While the New START doesn't prevent the U.S. from building new missile defense systems, Russia has said it could withdraw from the treaty if it feels threatened by such a system in future.

Medvedev reaffirmed that warning Wednesday, saying that Russia may opt out of the treaty because of an "inalienable link between strategic offensive and defensive weapons."

The New START has been a key achievement of Obama's policy of improving relations with Moscow, which had suffered badly under the George W. Bush administration.

"It's impossible to do a reset using old software, it's necessary to develop a new one," Medvedev's envoy to NATO, Dmitry Rogozin, said at a news conference.

The U.S. plan calls for placing land- and sea-based radars and interceptors in European locations, including Romania and Poland, over the next decade and upgrading them over time.

Medvedev said that Russia will carefully watch the development of the U.S. shield and take countermeasures if Washington continues to ignore Russia's concerns. He warned that Moscow would deploy short-range Iskander missiles in Kaliningrad, a Baltic Sea region bordering Poland, and place weapons in other areas in Russia's west and south to target U.S. missile defense sites. Medvedev said Russia would put a new early warning radar in Kaliningrad.

He said that as part of its response Russia would also equip its intercontinental nuclear missiles with systems that would allow them to penetrate prospective missile defenses and would develop ways to knock down the missile shield's control and information facilities.

Igor Korotchenko, a Moscow-based military expert, was quoted by the state RIA Novosti news agency as saying that the latter would mean targeting missile defense radars and command structures with missiles and bombers. "That will make the entire system useless," he said.

Medvedev and other Russian leaders have made similar threats in the past, and the latest statement appears to be aimed at the domestic audience ahead of Dec. 4 parliamentary elections.

Medvedev, who is set to step down to allow Prime Minister Vladimir Putin to reclaim the presidency in March's election, leads the ruling United Russia party list in the parliamentary vote. A stern warning to the U.S. and NATO issued by Medvedev seems to be directed at rallying nationalist votes in the polls.

Rogozin, Russia's NATO envoy, said the Kremlin won't follow the example of Soviet President Mikhail Gorbachev and take unwritten promises from the West.

"The current political leadership can't act like Gorbachev, and it wants written obligations secured by ratification documents," Rogozin said.

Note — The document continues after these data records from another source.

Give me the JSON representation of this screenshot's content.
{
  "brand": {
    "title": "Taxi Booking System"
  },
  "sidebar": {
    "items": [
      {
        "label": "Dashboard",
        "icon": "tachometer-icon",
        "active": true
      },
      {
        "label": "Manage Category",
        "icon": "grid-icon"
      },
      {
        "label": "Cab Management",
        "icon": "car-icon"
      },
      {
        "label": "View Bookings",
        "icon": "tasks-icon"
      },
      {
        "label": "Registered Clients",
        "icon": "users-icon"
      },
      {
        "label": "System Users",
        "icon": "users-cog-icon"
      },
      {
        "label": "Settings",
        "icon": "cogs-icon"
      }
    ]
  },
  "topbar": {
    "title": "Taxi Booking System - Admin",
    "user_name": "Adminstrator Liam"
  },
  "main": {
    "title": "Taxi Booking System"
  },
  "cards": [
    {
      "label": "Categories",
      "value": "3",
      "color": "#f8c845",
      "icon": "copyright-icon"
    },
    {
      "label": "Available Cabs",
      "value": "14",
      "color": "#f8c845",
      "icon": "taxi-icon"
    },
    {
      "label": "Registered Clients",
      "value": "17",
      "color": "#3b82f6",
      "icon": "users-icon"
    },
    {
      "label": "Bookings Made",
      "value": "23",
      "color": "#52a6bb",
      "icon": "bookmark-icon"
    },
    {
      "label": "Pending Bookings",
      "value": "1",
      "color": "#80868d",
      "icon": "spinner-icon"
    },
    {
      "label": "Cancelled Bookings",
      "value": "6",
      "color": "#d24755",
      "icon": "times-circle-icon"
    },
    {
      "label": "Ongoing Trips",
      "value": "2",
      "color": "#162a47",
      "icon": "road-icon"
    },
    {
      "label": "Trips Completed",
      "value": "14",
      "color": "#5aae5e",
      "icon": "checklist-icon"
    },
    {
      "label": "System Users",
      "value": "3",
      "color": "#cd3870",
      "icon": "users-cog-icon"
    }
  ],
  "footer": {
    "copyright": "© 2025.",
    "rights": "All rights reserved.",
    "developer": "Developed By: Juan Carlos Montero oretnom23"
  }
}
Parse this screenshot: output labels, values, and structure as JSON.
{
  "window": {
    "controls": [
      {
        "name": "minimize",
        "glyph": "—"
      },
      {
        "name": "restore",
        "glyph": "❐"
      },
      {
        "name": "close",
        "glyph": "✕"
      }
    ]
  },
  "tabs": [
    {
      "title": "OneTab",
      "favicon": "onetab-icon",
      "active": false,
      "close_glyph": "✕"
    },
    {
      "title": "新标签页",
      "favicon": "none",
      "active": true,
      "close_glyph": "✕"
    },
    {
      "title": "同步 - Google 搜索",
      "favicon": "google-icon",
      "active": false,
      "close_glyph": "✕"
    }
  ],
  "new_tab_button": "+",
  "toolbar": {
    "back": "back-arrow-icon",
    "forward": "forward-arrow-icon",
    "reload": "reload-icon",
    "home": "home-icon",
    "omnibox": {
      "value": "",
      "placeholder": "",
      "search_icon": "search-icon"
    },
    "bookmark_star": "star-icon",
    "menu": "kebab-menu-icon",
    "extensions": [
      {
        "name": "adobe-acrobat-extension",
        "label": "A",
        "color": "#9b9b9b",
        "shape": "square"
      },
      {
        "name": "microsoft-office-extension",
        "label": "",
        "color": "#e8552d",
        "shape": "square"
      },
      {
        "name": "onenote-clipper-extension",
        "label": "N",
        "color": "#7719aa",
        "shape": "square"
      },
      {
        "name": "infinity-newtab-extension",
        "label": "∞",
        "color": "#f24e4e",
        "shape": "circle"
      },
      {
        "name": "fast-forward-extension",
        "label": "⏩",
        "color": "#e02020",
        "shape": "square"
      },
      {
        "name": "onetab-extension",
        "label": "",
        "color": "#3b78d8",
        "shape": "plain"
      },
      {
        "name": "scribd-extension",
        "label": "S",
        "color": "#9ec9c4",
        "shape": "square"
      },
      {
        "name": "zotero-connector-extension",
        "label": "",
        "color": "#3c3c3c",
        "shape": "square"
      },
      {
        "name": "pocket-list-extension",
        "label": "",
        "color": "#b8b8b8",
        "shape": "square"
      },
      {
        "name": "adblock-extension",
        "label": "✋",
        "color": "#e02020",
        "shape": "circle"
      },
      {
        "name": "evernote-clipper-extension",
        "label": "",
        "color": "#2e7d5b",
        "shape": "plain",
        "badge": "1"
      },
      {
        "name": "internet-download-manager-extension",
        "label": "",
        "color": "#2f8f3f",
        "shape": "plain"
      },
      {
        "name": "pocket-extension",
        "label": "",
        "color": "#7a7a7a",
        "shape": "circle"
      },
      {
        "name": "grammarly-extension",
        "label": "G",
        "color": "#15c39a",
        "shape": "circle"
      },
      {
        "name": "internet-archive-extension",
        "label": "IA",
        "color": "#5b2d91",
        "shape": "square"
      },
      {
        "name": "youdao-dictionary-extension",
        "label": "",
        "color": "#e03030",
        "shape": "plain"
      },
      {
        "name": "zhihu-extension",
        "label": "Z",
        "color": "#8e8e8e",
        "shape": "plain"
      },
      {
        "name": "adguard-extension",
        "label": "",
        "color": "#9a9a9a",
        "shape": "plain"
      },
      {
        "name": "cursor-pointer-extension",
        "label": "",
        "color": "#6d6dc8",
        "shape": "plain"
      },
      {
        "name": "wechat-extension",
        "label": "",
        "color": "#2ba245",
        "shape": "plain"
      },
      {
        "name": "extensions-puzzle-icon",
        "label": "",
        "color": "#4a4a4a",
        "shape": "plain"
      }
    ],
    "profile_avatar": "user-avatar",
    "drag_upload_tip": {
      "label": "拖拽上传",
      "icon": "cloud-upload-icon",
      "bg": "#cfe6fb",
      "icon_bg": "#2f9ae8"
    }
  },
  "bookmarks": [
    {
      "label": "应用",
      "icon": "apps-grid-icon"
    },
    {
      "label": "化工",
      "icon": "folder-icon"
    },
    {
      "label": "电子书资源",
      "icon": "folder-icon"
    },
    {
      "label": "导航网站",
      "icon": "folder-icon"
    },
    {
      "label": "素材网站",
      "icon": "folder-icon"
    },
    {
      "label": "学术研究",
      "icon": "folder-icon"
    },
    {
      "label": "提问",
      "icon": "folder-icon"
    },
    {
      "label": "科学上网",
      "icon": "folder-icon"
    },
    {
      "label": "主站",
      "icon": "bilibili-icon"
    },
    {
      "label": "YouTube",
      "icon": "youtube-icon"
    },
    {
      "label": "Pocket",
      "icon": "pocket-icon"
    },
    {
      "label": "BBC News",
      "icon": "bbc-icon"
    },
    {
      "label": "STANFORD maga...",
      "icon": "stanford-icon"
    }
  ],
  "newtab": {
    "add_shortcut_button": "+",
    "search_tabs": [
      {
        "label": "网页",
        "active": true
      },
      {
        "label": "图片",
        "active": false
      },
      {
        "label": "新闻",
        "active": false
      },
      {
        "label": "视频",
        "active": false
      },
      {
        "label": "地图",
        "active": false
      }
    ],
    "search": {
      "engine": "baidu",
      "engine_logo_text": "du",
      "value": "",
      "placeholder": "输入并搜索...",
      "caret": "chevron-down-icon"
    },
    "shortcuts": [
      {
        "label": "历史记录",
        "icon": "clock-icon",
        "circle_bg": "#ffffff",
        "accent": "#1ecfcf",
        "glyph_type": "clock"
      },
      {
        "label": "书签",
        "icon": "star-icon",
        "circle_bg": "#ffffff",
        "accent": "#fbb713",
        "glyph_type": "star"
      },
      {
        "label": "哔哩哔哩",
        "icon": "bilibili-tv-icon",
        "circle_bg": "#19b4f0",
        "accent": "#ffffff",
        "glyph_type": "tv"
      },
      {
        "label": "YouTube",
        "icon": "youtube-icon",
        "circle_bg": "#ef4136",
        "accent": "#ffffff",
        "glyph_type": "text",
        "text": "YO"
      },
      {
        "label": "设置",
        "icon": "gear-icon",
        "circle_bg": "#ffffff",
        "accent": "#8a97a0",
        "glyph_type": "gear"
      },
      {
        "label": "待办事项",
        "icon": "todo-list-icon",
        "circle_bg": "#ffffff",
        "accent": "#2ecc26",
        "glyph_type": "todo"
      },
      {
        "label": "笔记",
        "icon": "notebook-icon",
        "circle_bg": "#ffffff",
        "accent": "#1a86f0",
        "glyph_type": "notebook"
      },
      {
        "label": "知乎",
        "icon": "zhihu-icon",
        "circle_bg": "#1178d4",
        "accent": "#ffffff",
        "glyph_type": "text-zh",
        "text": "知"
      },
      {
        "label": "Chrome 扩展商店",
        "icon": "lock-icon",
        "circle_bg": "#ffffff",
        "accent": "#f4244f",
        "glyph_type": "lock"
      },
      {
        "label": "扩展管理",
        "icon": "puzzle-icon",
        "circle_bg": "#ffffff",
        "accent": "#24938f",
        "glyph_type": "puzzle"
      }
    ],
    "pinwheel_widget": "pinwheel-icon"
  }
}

Medvedev's statement was intended to encourage the U.S. and NATO to take Russia seriously at the missile defense talks, Rogozin said. He added that the Russian negotiators were annoyed by the U.S. "openly lying" about its missile defense plans.

"We won't allow them to treat us like fools," he said. "Nuclear deterrent forces aren't a joke."